Winners and Losers: Helmets

Obviously Rudy Project is a winner based on the Kona helmet count. It again easily tops the field, as it has for the last several years.

Some folks will cry foul, arguing that the count is not reflective of a market truth and that's certainly an accurate statement. But it didn't take long after I started counting bikes on the pier and publishing them on (on the first commercial bike company website, in 1993, the online presence for Quintana Roo) that folks started to think about how to get more of their product on or under participants in the race.

Rudy Project has taken that effort further than anyone else. So, yes, there's more Rudy in Kona, per capita, than there is Rudy in the rest of the world. Still, when you're talking about a technical product that must perform aerodynamically, and a contact point that must be comfortable, I don't think too many people are going to place their Kona experience in jeopardy by a product that is a gamble, or that they don't like. So, bravo Rudy.

This is also the only European helmet brand to really crack into the tri market in a big way. If you look at where Rudy sits in the "real world" it might be instructive to look at helmet polls we take on Slowtwitch from time to time. A year ago we asked "What helmet brand do you anticipate most often using while racing in triathlons?" Thirty-three percent of you said Giro and last week an identical number said Giro. Giro is neither keeping nor losing share, it's on the heads of just about 1 in every 3 of you. This, although Giro lost share in Kona year-over-year, falling about 70 helmets back to 350 from roughly 420 in 2013.

Rudy lost a little from last year to this in our poll, going from 21 percent to 17 percent, but still a very solid showing considering that all European companies save Rudy Project and Lazer were listed in the "other" category, which totaled 6 percent. That means Ekoi (which won the Ironman last year aboard Frederik Van Lierde's head), Casco, Kask, Catlike and others, in total, did not exceed 6 percent in our recent helmet poll.

These other European companies are clearly, to me, the losers in our reader polls, but not necessarily in the Kona helmet count. A lot of Kasks are aboard people who aren't (or aren't primarily) English speakers, don't follow North American triathlon, don't read Slowtwitch and don't take our polls. Kask is fairly well represented in Kona because of the heavy European participation in the race, and this is the one race where USA Triathlon gives Europeans a pass on the CPSC helmet cert requirement. Ekoi didn't do well, falling from 18 helmets in the race last year to 3 this year, unless the person doing the counting on the pier just didn't recognized the helmet. Kask moved from 39 helmets last year to 67 this year. Is it possible that some Ekois were counted as Kasks? Or did Ekoi crater even though it was the helmet on last year's winner?
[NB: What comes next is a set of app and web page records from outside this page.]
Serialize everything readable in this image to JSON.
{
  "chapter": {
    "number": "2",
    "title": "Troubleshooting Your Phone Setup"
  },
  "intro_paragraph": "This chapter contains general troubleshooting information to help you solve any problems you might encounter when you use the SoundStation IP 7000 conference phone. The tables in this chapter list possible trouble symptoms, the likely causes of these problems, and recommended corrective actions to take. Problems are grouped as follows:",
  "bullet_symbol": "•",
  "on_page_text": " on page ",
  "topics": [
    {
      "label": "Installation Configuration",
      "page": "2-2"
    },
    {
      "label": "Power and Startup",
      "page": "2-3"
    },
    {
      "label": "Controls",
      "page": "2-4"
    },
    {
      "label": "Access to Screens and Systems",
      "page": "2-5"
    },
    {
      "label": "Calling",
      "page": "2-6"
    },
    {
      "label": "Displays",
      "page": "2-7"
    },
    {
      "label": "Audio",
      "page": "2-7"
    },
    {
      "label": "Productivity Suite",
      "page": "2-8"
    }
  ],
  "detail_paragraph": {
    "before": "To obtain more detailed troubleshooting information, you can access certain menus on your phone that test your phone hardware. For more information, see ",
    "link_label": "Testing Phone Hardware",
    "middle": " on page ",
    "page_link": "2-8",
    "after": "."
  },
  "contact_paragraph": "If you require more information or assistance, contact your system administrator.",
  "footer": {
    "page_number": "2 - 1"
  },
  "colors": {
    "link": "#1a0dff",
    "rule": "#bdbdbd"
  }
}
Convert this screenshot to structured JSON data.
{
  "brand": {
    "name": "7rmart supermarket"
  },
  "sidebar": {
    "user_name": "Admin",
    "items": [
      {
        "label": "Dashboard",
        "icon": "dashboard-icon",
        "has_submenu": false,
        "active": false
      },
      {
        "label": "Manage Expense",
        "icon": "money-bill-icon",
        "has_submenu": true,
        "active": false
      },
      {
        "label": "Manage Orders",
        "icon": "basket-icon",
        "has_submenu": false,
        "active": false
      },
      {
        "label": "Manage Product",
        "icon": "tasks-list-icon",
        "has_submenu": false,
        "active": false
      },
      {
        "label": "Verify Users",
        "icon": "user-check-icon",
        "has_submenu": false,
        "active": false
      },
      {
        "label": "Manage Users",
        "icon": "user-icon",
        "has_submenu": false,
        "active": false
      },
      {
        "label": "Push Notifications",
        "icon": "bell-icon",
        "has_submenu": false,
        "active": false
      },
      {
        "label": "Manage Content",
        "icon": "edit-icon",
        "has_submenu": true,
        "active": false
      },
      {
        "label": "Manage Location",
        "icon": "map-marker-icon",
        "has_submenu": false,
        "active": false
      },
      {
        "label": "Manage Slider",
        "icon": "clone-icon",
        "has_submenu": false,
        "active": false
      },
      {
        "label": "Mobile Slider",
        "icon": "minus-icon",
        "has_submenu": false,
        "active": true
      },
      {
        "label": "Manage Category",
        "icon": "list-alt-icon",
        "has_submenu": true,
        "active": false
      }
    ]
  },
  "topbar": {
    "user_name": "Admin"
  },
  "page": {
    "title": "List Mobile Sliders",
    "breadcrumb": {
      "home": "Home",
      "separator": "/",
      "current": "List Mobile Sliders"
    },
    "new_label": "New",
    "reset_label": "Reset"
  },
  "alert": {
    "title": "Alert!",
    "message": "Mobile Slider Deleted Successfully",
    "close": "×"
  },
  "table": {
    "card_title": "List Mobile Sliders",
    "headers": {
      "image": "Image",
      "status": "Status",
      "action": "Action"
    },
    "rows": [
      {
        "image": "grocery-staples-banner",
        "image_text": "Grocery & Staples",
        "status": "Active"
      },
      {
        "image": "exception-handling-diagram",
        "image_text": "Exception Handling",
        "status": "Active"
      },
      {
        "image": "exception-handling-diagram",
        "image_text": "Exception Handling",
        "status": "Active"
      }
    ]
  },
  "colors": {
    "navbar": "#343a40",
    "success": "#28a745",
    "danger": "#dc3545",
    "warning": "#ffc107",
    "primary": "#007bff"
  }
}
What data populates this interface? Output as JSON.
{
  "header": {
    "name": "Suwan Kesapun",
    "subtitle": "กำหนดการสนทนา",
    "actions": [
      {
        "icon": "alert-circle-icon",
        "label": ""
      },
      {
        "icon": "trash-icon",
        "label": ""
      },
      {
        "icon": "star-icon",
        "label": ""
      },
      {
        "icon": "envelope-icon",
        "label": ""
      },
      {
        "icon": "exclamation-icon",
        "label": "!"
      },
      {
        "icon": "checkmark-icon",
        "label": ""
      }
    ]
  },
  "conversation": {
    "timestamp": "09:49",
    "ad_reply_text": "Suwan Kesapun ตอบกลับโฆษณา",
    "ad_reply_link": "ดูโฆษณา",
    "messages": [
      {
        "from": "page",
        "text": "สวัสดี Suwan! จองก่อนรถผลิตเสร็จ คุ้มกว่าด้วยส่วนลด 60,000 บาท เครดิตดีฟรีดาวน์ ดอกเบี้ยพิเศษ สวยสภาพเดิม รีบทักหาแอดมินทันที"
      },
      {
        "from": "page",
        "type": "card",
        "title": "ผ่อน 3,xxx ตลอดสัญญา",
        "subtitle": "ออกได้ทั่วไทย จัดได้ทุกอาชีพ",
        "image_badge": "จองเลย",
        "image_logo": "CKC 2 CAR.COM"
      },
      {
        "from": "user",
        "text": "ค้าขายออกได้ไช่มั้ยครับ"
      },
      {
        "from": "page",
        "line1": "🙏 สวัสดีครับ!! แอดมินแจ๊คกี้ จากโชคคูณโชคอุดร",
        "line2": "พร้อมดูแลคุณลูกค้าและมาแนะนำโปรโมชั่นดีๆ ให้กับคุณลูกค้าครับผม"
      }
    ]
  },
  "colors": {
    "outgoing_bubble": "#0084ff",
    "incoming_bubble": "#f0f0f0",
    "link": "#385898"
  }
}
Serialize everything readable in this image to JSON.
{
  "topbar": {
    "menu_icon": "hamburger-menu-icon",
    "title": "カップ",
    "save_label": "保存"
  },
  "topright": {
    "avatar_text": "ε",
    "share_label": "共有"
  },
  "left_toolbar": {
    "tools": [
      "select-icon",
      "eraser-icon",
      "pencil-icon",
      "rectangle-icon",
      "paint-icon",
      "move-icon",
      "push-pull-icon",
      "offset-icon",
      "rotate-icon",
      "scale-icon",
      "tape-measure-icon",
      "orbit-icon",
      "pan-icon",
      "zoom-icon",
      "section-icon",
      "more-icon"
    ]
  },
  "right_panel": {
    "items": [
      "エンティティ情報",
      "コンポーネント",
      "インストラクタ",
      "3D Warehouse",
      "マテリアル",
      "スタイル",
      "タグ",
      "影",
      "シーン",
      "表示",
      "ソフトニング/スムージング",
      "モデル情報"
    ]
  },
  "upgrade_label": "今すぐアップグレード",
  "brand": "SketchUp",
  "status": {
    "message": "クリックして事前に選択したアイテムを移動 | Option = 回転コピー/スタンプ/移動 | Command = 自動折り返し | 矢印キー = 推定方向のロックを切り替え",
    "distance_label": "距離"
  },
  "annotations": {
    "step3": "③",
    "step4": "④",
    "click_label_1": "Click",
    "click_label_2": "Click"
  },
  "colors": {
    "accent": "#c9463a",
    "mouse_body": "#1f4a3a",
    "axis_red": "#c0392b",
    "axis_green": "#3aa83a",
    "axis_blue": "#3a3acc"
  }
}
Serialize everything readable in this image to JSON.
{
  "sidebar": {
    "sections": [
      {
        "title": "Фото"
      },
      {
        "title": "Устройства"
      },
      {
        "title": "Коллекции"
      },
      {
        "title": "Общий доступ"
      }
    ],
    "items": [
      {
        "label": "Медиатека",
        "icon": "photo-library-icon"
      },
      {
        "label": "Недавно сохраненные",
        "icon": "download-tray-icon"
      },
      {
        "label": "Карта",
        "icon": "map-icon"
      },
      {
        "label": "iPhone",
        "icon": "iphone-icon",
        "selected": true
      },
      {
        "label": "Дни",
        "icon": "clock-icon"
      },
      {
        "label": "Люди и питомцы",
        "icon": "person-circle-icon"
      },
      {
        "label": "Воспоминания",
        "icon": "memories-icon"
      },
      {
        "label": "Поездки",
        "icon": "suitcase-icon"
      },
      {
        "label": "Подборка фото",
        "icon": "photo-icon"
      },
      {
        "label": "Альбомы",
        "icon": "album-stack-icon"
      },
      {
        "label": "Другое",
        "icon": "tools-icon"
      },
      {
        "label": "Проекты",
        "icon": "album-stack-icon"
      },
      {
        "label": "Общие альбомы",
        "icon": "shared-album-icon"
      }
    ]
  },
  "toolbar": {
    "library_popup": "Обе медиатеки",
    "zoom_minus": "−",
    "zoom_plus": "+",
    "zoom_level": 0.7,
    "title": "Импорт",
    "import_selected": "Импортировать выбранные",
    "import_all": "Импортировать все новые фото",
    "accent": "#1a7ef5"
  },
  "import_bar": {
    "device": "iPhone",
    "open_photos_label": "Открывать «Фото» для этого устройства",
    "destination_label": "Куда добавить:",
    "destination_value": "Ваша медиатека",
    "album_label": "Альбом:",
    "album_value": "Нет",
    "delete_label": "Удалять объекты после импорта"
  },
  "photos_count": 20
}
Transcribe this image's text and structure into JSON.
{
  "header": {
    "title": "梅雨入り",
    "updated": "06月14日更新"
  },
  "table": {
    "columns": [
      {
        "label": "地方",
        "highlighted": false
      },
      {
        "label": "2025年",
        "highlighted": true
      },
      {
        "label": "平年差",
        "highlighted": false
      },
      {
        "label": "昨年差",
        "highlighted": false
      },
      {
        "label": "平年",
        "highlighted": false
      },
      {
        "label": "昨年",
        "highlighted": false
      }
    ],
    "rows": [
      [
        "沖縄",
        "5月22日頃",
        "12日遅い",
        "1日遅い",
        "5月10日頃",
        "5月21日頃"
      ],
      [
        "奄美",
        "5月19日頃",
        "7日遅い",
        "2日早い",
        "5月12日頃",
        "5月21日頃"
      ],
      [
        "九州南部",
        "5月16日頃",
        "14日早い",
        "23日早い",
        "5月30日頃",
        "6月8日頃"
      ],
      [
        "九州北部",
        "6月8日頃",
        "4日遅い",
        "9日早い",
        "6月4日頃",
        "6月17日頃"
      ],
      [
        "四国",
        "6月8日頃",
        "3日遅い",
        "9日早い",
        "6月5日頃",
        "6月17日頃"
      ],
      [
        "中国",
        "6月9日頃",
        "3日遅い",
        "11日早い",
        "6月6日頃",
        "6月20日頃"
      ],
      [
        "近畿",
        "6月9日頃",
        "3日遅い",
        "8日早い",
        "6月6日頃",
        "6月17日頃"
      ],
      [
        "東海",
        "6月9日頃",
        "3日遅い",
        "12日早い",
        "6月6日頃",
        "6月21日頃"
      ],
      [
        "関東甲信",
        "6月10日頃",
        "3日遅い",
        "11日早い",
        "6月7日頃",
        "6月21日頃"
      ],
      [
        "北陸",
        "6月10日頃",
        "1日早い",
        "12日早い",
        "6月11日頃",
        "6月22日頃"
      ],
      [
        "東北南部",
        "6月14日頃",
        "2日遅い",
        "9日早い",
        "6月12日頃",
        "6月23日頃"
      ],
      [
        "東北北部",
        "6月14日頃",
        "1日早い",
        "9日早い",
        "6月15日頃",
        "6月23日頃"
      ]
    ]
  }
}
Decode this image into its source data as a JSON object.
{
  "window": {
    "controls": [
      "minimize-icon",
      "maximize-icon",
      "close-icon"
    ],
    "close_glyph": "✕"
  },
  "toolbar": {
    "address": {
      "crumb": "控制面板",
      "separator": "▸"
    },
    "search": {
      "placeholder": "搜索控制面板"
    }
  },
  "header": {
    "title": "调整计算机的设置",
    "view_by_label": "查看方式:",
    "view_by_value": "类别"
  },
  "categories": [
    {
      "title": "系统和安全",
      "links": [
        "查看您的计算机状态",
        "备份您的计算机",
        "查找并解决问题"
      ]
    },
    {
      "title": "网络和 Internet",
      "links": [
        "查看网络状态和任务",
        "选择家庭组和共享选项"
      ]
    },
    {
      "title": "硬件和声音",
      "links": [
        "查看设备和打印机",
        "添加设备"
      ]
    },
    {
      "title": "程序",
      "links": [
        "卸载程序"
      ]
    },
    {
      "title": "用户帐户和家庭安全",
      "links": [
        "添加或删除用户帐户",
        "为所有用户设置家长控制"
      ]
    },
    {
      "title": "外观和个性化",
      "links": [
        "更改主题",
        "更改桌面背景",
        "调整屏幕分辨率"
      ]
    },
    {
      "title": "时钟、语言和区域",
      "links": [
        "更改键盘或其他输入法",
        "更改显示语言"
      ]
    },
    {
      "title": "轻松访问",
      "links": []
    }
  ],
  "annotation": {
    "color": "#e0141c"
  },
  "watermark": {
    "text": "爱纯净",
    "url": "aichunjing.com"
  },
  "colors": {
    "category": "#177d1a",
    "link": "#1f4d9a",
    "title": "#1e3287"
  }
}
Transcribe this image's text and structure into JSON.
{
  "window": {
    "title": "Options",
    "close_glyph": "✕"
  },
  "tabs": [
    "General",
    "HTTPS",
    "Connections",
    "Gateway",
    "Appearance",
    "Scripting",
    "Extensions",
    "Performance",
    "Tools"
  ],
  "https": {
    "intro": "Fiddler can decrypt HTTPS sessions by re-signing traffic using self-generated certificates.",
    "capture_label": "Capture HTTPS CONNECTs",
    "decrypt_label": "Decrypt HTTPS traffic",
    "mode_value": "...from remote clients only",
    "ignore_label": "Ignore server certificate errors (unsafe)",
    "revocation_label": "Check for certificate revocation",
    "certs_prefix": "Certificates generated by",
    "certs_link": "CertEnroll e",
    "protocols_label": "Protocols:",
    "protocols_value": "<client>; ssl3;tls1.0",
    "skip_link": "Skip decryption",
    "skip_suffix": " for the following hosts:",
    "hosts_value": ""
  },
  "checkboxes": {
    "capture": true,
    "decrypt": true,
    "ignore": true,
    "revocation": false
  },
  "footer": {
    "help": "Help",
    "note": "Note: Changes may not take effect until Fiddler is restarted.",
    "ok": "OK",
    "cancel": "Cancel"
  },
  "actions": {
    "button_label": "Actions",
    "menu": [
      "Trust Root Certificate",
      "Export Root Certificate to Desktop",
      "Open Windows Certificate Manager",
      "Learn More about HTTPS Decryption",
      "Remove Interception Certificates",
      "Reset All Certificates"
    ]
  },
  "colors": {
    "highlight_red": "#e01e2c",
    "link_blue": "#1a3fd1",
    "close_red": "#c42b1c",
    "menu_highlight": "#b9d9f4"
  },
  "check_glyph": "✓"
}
The other European helmet company registering a pulse in our polls a year ago was the Belgian brand Lazer, always around 7 or 8 percent every time we poll helmets, and it had 80-something helmets in Kona both last year and this.

Why not more European helmets in the U.S., in our reader polls? Part of it has to do with certifications. You can't sell a helmet in the U.S. unless it's CPSC-certified. Not only are there a lot of helmet certifications in the world (most Euro brands are CE-certified) the U.S. is one of the few countries that does not allow helmet certification reciprocity. Not if the race is sanctioned by USA Triathlon. Kona is the only place this is allowed, at least in the age group field.

But that might change. There's a movement afoot to allow for helmet cert reciprocity (it's not illegal to race in the U.S. with a CE or Australian or other helmet certification, only to sell that helmet). There's also a movement for standardization of triathlon rules across country lines, and that by itself argues for helmet reciprocity, since most countries have in their rules the ability to use a helmet that passes a standard in the country in which the athlete resides. Once that helmet reciprocity occurs here in the U.S. companies like Ekoi and Kask might at least be able to sell into the U.S. through non-U.S. sellers (like Wiggle and Chain Reaction), rather than having to obtain CPSC certification. Some of these companies make CPSC-certified helmets already. I would be surprised if we don't see some of these helmets inch up in our polls over the next couple of years.

Specialized makes a terrific helmet in the Evade and it adds to its solid place in Kona, moving from 140 helmets last year to 220 this year. It moved from 7 percent in our Slowtwitch poll last year to just shy of 10 percent last week.

The other very prominent helmet company both in Kona and in our polls is Louis Garneau and its P-09 and Vorttice are big favorites. Slowtwitchers chose this brand at a 15 percent rate last year and it's up to 19 percent this year. Its totals in Kona increased from about 140 last year to about 150 this year.

The other "winner" in Kona was the truncated or snub-tailed helmet style. Maybe slightly fewer long-tail helmets like the LG Superleggera and Giro Advantage 2 are in the race these days. Giro scored a hit with its Air Attack, and this semi-aero style seems to be a coming motif.